— Data —

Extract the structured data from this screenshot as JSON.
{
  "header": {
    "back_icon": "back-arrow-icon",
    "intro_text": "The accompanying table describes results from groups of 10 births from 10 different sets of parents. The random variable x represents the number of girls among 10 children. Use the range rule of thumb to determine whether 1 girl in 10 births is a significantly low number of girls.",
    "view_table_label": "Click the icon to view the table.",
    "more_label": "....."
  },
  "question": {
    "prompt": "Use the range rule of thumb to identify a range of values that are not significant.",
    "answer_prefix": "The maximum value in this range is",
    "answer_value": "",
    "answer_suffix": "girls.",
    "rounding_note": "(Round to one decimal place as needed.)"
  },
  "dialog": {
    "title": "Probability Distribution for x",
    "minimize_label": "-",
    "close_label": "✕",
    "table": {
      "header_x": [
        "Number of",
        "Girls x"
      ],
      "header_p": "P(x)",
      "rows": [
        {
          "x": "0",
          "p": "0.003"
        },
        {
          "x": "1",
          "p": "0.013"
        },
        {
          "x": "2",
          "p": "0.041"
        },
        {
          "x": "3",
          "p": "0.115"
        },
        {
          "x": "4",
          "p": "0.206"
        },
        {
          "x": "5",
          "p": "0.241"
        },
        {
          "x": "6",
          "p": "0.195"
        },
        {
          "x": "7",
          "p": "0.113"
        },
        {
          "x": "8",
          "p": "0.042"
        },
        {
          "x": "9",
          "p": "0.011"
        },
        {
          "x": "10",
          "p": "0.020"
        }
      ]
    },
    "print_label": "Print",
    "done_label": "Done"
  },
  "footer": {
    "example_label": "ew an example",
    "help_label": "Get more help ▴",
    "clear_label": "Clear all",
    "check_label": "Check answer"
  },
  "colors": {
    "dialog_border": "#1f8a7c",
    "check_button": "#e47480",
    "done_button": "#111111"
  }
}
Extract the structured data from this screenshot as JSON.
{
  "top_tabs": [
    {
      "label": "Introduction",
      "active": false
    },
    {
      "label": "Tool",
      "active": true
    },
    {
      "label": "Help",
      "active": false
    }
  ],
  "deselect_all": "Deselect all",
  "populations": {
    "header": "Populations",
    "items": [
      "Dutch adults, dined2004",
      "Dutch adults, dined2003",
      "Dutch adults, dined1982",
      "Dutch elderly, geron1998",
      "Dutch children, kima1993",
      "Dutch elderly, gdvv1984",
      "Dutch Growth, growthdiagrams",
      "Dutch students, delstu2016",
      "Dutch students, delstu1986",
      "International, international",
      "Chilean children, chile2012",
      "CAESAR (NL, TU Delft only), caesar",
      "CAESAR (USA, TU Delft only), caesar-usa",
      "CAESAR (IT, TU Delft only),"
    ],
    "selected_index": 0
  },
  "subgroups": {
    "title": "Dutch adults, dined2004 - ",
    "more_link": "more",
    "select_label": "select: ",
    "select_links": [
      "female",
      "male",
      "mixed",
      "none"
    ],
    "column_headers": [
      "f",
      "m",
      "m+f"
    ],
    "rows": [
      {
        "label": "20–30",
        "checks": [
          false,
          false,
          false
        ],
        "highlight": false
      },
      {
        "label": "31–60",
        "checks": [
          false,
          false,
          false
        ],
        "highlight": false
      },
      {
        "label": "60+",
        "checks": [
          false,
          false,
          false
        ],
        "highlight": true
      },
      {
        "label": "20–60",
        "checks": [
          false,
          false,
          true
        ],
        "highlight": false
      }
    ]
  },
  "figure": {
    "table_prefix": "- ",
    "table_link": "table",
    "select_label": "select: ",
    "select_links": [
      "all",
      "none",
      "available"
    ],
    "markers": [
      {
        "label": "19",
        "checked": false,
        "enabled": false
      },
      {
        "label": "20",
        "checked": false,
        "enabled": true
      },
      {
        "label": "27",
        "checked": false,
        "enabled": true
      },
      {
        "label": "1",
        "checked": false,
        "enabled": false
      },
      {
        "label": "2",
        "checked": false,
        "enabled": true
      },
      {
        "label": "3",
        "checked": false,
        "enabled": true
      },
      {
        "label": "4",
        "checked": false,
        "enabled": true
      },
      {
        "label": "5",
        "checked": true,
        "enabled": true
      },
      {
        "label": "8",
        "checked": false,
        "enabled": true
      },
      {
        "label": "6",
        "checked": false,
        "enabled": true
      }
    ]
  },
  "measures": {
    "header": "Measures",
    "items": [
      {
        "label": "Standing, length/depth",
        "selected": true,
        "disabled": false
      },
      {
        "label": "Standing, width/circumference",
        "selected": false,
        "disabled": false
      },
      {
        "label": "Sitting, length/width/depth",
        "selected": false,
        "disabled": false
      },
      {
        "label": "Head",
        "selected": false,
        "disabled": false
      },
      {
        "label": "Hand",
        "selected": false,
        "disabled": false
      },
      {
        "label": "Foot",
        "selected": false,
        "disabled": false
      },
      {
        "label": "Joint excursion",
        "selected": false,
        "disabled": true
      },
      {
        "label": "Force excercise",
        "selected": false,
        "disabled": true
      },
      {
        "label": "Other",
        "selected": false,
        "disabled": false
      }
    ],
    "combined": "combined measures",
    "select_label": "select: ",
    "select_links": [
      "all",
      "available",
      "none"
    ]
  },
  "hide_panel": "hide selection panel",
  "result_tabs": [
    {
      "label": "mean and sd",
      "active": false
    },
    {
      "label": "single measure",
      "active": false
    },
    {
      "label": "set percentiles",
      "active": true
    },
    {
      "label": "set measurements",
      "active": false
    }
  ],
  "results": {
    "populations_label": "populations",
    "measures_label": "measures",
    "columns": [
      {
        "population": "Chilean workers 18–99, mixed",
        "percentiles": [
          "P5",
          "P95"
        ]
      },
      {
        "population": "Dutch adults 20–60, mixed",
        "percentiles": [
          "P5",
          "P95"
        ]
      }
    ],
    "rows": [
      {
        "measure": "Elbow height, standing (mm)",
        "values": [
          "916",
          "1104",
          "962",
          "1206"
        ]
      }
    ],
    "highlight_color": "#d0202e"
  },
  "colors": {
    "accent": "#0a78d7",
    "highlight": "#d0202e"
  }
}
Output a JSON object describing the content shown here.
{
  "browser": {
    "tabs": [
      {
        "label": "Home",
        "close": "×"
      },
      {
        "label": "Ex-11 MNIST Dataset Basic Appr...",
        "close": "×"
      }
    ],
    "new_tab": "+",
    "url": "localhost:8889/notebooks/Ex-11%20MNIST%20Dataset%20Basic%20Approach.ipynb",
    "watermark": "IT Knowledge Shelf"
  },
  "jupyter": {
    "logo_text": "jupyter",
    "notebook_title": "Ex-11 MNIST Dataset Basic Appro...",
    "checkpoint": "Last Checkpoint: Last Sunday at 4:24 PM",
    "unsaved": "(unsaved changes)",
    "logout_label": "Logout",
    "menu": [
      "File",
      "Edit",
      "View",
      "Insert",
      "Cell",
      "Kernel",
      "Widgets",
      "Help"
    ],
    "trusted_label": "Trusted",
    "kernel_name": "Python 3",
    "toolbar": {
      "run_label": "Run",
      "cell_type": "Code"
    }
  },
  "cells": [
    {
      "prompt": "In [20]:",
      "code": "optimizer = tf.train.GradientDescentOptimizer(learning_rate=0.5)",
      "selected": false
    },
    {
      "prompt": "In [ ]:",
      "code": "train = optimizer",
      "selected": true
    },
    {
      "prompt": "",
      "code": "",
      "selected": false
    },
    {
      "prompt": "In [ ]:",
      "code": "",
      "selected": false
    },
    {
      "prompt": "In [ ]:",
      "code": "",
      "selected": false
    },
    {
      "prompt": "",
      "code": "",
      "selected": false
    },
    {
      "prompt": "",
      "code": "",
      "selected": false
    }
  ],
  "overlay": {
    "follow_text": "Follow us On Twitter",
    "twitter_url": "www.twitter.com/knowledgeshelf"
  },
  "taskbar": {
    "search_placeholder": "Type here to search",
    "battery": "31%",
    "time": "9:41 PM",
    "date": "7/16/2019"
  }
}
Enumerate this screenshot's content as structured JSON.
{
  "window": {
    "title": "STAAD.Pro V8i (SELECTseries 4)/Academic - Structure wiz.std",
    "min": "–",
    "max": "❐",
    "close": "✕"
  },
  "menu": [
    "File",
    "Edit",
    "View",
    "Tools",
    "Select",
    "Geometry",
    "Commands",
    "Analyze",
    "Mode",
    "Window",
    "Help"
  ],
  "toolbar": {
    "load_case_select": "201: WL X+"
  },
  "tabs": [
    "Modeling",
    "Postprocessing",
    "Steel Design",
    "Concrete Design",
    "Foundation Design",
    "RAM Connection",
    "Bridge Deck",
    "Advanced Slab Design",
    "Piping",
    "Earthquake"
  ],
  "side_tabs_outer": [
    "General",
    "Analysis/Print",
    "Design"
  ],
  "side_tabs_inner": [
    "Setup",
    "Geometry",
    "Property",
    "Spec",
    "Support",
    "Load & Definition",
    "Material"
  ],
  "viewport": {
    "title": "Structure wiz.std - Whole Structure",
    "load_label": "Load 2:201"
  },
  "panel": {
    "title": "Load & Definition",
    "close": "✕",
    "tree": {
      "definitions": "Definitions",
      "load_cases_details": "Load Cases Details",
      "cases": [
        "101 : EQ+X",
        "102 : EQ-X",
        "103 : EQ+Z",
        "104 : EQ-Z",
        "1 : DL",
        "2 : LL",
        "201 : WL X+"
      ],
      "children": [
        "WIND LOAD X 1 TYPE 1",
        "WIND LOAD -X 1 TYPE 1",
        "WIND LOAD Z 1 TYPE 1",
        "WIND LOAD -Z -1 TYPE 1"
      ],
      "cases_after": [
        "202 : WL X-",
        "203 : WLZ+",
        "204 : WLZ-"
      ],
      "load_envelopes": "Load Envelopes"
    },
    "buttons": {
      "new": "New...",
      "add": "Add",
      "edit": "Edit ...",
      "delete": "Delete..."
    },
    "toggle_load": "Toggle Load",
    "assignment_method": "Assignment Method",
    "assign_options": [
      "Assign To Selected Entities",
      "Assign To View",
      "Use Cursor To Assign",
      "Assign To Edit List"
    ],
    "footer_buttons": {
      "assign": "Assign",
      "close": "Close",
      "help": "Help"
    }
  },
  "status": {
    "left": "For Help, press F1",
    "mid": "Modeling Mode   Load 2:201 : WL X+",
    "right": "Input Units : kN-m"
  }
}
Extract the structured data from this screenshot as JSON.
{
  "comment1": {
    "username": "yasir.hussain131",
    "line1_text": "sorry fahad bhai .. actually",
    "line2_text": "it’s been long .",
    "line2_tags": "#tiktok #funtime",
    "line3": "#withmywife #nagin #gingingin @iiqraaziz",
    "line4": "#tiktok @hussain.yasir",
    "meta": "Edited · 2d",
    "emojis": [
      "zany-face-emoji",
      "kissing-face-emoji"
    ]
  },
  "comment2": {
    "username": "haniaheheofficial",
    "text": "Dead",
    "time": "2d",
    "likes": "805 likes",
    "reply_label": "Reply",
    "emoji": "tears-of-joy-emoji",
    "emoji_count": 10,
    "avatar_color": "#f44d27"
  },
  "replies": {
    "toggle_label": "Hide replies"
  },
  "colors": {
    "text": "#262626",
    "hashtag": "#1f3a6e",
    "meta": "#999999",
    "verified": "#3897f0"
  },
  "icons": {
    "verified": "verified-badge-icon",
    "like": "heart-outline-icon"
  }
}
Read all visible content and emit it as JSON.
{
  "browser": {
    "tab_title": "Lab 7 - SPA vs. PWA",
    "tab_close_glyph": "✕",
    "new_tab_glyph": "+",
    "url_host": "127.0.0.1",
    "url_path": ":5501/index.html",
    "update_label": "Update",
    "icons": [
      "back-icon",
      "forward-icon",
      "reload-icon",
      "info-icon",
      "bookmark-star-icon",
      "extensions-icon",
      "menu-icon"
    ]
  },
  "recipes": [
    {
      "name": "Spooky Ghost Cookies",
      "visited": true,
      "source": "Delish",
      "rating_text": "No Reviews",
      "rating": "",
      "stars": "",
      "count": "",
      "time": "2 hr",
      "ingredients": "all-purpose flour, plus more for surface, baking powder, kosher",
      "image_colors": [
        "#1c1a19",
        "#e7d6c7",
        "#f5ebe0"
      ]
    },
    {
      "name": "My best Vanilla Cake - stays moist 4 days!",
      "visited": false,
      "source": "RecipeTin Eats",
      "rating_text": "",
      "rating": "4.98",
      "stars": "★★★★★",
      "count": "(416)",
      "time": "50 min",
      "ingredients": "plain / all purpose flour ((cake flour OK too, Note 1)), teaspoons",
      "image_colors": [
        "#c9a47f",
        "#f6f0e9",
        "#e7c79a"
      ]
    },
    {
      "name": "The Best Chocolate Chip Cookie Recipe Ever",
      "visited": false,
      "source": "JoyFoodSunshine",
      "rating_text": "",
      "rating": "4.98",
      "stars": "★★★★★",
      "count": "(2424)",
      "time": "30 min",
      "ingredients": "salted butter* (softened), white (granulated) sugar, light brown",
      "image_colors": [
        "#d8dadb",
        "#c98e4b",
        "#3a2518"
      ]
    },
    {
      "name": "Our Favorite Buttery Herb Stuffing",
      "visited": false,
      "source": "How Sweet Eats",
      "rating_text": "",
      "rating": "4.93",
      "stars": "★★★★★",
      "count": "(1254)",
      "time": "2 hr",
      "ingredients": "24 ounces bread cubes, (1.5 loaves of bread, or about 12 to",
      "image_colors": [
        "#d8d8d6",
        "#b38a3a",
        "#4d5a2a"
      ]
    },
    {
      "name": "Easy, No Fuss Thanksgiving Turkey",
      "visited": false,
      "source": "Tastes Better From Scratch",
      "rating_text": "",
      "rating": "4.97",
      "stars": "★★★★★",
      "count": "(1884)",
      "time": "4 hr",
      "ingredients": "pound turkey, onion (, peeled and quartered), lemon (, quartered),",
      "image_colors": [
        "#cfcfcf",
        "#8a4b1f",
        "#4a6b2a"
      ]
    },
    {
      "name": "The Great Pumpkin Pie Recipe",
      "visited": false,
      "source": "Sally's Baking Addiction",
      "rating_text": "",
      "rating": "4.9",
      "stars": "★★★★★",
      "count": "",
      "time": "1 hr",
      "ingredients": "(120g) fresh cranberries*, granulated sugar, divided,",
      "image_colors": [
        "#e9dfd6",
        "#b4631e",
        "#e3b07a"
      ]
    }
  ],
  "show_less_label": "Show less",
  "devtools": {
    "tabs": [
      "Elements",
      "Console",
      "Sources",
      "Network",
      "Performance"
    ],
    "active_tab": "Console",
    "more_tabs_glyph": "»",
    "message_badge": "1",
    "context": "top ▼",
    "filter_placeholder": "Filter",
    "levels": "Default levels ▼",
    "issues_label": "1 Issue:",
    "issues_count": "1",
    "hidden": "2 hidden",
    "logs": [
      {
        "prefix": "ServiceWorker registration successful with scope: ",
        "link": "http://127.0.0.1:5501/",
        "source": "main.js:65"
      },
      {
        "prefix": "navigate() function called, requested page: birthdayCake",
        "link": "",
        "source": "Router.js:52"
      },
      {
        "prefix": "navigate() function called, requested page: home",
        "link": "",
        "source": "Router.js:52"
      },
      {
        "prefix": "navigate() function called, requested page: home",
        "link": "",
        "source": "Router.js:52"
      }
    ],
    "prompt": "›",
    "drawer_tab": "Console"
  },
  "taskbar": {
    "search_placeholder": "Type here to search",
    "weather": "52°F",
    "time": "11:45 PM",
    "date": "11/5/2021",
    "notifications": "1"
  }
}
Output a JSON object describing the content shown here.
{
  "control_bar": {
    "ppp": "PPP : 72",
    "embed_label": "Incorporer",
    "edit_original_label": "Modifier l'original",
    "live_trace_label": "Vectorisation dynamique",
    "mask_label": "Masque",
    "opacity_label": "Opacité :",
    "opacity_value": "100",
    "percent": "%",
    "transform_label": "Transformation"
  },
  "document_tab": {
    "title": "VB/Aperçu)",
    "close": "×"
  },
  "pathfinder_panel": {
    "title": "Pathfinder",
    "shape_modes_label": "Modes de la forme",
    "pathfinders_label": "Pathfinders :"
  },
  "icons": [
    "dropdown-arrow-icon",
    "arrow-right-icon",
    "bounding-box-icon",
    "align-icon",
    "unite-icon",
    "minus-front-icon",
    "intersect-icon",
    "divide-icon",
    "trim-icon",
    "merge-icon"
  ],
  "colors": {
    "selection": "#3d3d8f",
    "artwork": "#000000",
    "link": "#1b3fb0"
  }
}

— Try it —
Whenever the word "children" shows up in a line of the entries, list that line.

— Reply to the exercise —
    "intro_text": "The accompanying table describes results from groups of 10 births from 10 different sets of parents. The random variable x represents the number of girls among 10 children. Use the range rule of thumb to determine whether 1 girl in 10 births is a significantly low number of girls.",
      "Dutch children, kima1993",
      "Chilean children, chile2012",
      "children": [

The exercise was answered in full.